=== How to complete this task ===
An exact copy of every record below is required, with the pictures left out.

Extracted data entries
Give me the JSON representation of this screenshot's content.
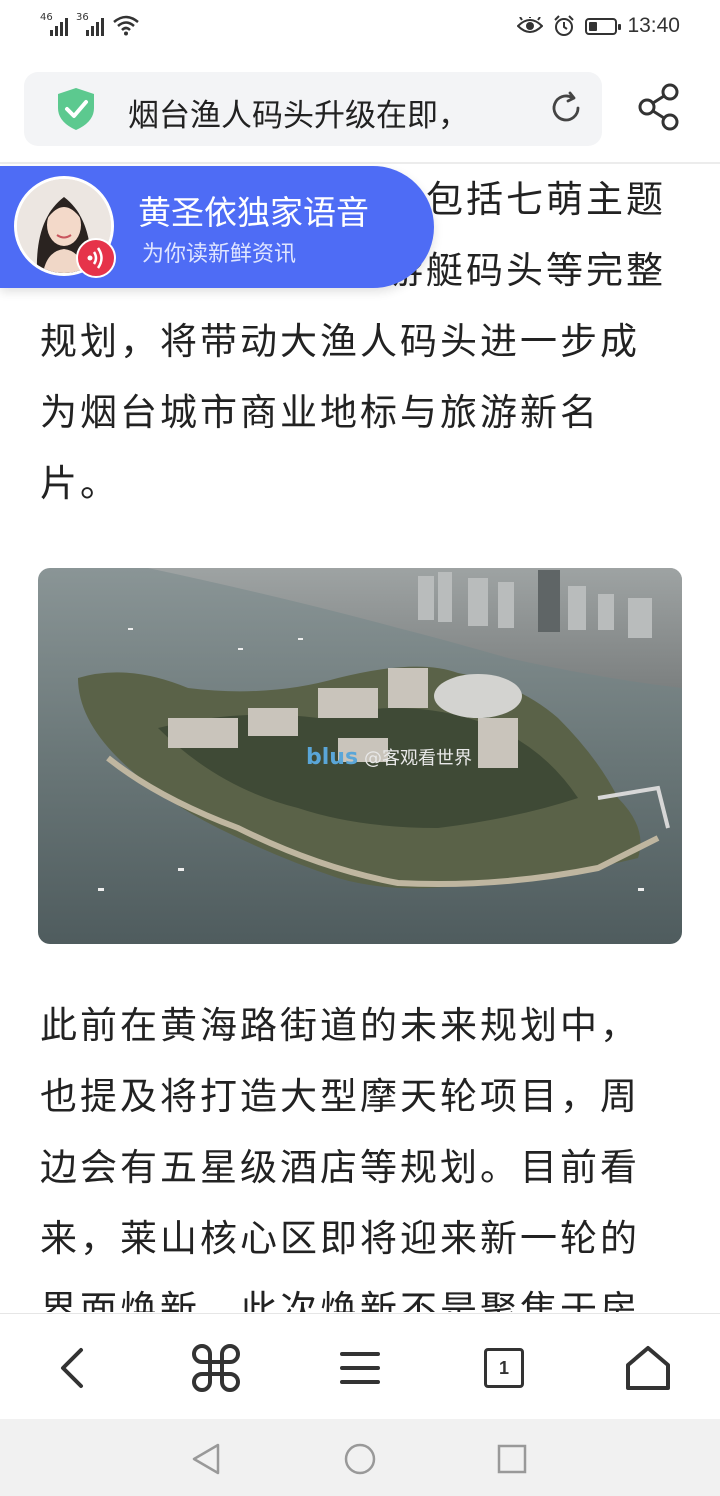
{
  "status_bar": {
    "network_1": "46",
    "network_2": "36",
    "time": "13:40",
    "icons": [
      "signal-icon",
      "signal-icon",
      "wifi-icon",
      "eye-icon",
      "alarm-icon",
      "battery-icon"
    ],
    "battery_level": 0.35
  },
  "address_bar": {
    "security_icon": "shield-check-icon",
    "title": "烟台渔人码头升级在即，",
    "reload_icon": "reload-icon",
    "share_icon": "share-icon",
    "shield_color": "#5cc98f"
  },
  "voice_banner": {
    "title": "黄圣依独家语音",
    "subtitle": "为你读新鲜资讯",
    "background": "#4e6cf5",
    "badge_color": "#e6334a"
  },
  "article": {
    "paragraph_1_lines": [
      "包括七萌主题",
      "游艇码头等完整",
      "规划，将带动大渔人码头进一步成",
      "为烟台城市商业地标与旅游新名",
      "片。"
    ],
    "photo": {
      "watermark_brand": "blus",
      "watermark_text": "@客观看世界"
    },
    "paragraph_2_lines": [
      "此前在黄海路街道的未来规划中，",
      "也提及将打造大型摩天轮项目，周",
      "边会有五星级酒店等规划。目前看",
      "来，莱山核心区即将迎来新一轮的",
      "界面焕新，此次焕新不是聚焦于房"
    ]
  },
  "toolbar": {
    "tab_count": "1",
    "buttons": [
      "back-icon",
      "command-icon",
      "menu-icon",
      "tabs-icon",
      "home-icon"
    ]
  },
  "system_nav": {
    "buttons": [
      "nav-back-icon",
      "nav-home-icon",
      "nav-recents-icon"
    ]
  }
}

=== Result for this task ===
Give me the JSON representation of this screenshot's content.
{
  "status_bar": {
    "network_1": "46",
    "network_2": "36",
    "time": "13:40",
    "icons": [
      "signal-icon",
      "signal-icon",
      "wifi-icon",
      "eye-icon",
      "alarm-icon",
      "battery-icon"
    ],
    "battery_level": 0.35
  },
  "address_bar": {
    "security_icon": "shield-check-icon",
    "title": "烟台渔人码头升级在即，",
    "reload_icon": "reload-icon",
    "share_icon": "share-icon",
    "shield_color": "#5cc98f"
  },
  "voice_banner": {
    "title": "黄圣依独家语音",
    "subtitle": "为你读新鲜资讯",
    "background": "#4e6cf5",
    "badge_color": "#e6334a"
  },
  "article": {
    "paragraph_1_lines": [
      "包括七萌主题",
      "游艇码头等完整",
      "规划，将带动大渔人码头进一步成",
      "为烟台城市商业地标与旅游新名",
      "片。"
    ],
    "photo": {
      "watermark_brand": "blus",
      "watermark_text": "@客观看世界"
    },
    "paragraph_2_lines": [
      "此前在黄海路街道的未来规划中，",
      "也提及将打造大型摩天轮项目，周",
      "边会有五星级酒店等规划。目前看",
      "来，莱山核心区即将迎来新一轮的",
      "界面焕新，此次焕新不是聚焦于房"
    ]
  },
  "toolbar": {
    "tab_count": "1",
    "buttons": [
      "back-icon",
      "command-icon",
      "menu-icon",
      "tabs-icon",
      "home-icon"
    ]
  },
  "system_nav": {
    "buttons": [
      "nav-back-icon",
      "nav-home-icon",
      "nav-recents-icon"
    ]
  }
}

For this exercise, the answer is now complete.